What needs to be done:
Which lines of the entries hold the string "Business"? Copy each one.

Provided material:
────────────────

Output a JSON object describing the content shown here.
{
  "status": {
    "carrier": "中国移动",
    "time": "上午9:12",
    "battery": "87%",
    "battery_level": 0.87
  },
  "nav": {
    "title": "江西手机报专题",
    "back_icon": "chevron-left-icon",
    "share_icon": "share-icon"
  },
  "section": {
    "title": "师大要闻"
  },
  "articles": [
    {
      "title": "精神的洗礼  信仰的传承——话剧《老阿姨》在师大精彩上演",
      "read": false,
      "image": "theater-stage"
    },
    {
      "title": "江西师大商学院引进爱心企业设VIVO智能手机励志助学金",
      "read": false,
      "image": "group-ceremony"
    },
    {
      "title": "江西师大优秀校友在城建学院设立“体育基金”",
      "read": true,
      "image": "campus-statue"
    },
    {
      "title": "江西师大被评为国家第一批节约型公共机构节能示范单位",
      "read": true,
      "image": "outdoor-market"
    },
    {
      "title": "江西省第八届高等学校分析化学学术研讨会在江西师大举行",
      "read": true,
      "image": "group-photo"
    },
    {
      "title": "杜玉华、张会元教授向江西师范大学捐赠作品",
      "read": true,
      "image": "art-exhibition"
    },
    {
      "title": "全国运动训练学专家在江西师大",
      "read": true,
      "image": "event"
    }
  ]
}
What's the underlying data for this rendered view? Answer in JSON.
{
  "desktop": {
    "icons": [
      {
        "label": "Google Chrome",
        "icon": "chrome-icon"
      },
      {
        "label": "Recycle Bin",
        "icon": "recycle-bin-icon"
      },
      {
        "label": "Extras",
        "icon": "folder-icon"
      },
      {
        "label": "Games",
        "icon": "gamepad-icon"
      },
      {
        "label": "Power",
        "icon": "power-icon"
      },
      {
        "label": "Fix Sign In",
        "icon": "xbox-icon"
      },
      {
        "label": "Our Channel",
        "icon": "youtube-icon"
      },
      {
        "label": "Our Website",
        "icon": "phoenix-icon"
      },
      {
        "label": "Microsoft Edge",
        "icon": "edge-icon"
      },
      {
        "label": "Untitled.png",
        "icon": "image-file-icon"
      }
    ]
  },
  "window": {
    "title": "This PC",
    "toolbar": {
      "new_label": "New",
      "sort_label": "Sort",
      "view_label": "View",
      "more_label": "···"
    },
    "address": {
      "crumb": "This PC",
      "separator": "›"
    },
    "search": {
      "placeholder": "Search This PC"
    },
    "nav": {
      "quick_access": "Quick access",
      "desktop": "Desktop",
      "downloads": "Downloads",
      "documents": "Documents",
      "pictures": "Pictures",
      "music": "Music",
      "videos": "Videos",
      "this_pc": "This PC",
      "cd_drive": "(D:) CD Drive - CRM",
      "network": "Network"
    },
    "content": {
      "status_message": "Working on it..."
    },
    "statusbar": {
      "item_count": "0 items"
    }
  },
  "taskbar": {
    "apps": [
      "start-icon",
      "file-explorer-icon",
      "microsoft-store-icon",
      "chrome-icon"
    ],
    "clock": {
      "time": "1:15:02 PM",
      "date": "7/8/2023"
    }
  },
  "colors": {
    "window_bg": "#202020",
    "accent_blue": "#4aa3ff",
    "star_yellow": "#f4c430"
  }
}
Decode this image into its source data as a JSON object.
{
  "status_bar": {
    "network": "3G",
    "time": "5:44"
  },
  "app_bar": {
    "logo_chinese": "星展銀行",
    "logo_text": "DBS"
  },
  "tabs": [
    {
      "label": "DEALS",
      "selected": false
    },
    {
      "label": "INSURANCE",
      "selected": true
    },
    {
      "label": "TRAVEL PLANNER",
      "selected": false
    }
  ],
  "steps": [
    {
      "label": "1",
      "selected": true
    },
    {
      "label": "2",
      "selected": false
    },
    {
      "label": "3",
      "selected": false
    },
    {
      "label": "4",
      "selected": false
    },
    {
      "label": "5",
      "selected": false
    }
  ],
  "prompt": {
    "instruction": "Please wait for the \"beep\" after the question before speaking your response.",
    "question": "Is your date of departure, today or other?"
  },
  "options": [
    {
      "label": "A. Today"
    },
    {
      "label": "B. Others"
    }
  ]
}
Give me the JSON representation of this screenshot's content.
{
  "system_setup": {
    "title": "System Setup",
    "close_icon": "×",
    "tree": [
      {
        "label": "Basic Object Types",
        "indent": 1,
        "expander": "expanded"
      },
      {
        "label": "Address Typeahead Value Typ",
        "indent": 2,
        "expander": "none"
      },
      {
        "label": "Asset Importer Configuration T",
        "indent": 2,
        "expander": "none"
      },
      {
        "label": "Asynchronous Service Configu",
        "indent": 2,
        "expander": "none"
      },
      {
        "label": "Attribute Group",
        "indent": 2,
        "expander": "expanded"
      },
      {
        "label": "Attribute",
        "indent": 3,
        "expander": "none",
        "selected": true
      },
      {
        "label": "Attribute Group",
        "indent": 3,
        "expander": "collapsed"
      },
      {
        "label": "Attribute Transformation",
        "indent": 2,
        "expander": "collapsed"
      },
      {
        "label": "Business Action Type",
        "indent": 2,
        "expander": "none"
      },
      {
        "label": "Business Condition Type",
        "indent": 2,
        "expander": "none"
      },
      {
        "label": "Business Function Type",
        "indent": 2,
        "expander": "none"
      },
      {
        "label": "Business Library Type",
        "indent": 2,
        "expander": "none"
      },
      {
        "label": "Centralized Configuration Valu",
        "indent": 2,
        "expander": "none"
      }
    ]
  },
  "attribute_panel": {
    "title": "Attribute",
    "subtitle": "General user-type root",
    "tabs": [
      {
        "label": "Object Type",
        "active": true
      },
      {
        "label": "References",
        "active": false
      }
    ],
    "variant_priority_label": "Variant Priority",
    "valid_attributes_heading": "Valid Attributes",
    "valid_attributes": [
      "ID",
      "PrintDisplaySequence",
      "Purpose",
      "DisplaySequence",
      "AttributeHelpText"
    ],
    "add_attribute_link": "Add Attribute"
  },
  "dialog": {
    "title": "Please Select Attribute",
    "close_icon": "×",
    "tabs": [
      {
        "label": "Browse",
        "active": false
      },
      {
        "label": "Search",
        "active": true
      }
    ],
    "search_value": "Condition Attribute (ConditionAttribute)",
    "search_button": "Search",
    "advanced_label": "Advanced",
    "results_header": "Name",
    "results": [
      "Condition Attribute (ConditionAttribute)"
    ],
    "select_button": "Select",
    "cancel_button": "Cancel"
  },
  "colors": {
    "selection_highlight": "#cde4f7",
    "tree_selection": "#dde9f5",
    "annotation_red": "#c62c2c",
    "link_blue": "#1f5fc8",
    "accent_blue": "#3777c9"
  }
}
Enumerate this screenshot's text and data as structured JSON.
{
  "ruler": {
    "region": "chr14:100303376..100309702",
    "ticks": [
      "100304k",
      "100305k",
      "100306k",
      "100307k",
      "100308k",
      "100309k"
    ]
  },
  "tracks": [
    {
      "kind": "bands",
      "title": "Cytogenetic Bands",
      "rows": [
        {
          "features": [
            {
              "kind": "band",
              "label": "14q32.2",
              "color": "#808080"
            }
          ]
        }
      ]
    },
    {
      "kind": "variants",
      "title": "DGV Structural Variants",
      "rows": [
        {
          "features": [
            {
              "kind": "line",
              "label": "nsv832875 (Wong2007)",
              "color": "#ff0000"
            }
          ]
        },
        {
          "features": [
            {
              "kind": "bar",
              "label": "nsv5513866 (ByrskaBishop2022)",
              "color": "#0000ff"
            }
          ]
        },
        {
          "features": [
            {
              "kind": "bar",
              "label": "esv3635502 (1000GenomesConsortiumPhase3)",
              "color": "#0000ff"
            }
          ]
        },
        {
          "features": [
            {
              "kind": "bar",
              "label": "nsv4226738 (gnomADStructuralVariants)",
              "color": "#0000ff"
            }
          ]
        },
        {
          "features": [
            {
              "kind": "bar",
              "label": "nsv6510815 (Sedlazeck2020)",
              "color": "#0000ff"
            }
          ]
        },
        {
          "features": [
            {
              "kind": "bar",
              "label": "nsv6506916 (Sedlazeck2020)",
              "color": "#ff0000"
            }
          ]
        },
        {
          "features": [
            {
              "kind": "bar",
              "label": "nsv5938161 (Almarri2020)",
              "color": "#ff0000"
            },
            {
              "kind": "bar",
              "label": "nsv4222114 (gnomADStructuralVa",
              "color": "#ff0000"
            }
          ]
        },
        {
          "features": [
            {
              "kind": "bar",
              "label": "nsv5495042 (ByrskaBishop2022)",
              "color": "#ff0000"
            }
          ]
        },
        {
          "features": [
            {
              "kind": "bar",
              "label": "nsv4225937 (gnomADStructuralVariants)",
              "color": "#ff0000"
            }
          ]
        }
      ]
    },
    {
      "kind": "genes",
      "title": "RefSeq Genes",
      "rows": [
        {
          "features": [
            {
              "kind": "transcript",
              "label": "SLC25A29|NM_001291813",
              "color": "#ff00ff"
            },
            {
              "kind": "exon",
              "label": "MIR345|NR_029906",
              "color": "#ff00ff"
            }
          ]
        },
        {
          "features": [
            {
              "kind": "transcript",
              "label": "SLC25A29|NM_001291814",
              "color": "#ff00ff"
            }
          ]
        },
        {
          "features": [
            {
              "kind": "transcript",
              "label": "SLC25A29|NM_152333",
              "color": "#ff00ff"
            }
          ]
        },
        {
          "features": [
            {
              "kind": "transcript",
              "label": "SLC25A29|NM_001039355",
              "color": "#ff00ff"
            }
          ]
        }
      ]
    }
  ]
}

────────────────

Answer for this exercise:
        "label": "Business Action Type",
        "label": "Business Condition Type",
        "label": "Business Function Type",
        "label": "Business Library Type",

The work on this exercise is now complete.